Many of us remember the classic comedy bit on the Seinfeld television show where Jerry was unable to secure the rental car for which he had made a reservation. He tells the agent:
See, you know how to ‘take’ the reservation, you just don’t know how to ‘hold’ the reservation and that’s really the most important part of the reservation; the holding. Anybody can just take them.
For reasons to be discussed, this sketch came to mind when reviewing a Warning Letter that the Food and Drug Administration issued to a pharmaceutical contract manufacturer for non compliance with Current Good Manufacturing Practices (CGMPs).
FDA’s Warning Letter primarily focused on the CGMP issues. However, of note here was the agency’s reference to quality agreements. FDA stated:
Firms acting as contract manufacturers must comply with CGMP. FDA is aware that many pharmaceutical product manufacturers use independent contractors, such as production facilities, testing laboratories, packagers, and labelers. FDA regards contractors as extensions of the manufacturer.
The agency continued that, while a quality agreement may help maximize compliance, the drug company sponsor is ultimately responsible for ensuring the safe manufacture of the final product released. Specifically, FDA noted:
You and your customer [drug company] have a quality agreement regarding the manufacture of [product]. Regardless of this agreement, you and [drug company] are both responsible for the quality of drugs released and ultimately administered to patients.…
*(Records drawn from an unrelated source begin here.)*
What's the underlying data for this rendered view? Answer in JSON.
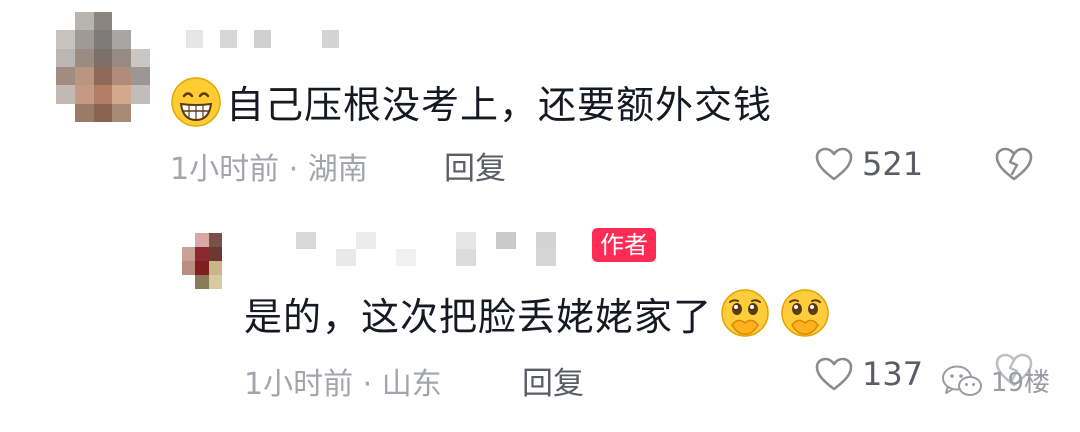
{
  "comments": [
    {
      "text": "自己压根没考上，还要额外交钱",
      "leading_emoji": "grinning-face",
      "time_location": "1小时前 · 湖南",
      "reply_label": "回复",
      "likes": "521",
      "reply": {
        "badge": "作者",
        "text": "是的，这次把脸丢姥姥家了",
        "trailing_emojis": [
          "face-holding-back-tears-covering-mouth",
          "face-holding-back-tears-covering-mouth"
        ],
        "time_location": "1小时前 · 山东",
        "reply_label": "回复",
        "likes": "137"
      }
    }
  ],
  "watermark": {
    "text": "19楼"
  },
  "colors": {
    "badge": "#fe2c55",
    "meta": "#a3a5ad",
    "text": "#161823"
  }
}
FDA cited its guidance document, ”Contract Manufacturing Arrangements for Drugs: Quality Agreements,” about which we have written. In addition, interestingly, the agency copied the drug company’s Chief Operating Officer, signaling the agency was holding the non-contract manufacturer accountable as well.
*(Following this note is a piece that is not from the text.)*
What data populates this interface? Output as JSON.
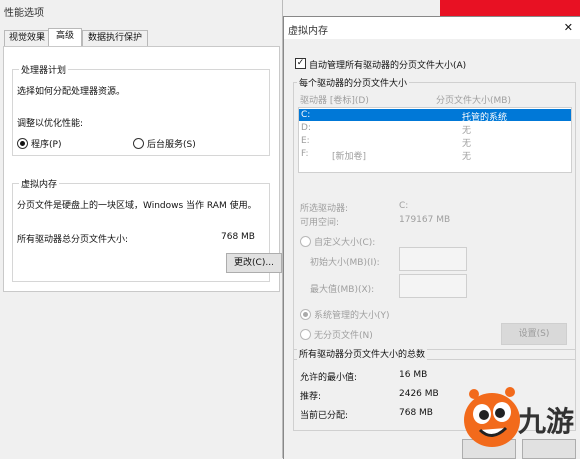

FDA essentially said that, while it was good there was a quality agreement, “regardless of this agreement,” non-compliance occurred. Or, in Seinfeld terms, anyone can enter into a quality agreement. It’s the implementation, execution, and follow-up. The parties failed to execute and, thus, both bore responsibility.
Related, we have written and advised clients on quality agreements. We have drafted such agreements. They are useful to have and FDA expects them. We continue to recommend them, but they do not exonerate either the contract manufacturer or the drug company sponsor if there is non-compliance. They are merely a roadmap to maximize compliance; failure to use them properly or not providing for oversight to ensure the quality-related conditions are followed merely make the agreement a bunch of words. In addition, as the Warning Letter illustrates, FDA will hold both parties accountable.
Companies may want to re review existing quality agreements to make sure there are provisions for the drug company to audit and monitor its contract manufacturer’s facility. Furthermore, if there are quality-related concerns, the drug sponsor must take steps to help achieve compliance. The drug company cannot merely rely on the other side’s promise to meet quality standards. There must be verifiable trust and prompt corrective action taken, if needed. It’s not only the “take”; it’s the “hold,” because FDA will “hold” everyone responsible if there is non compliance.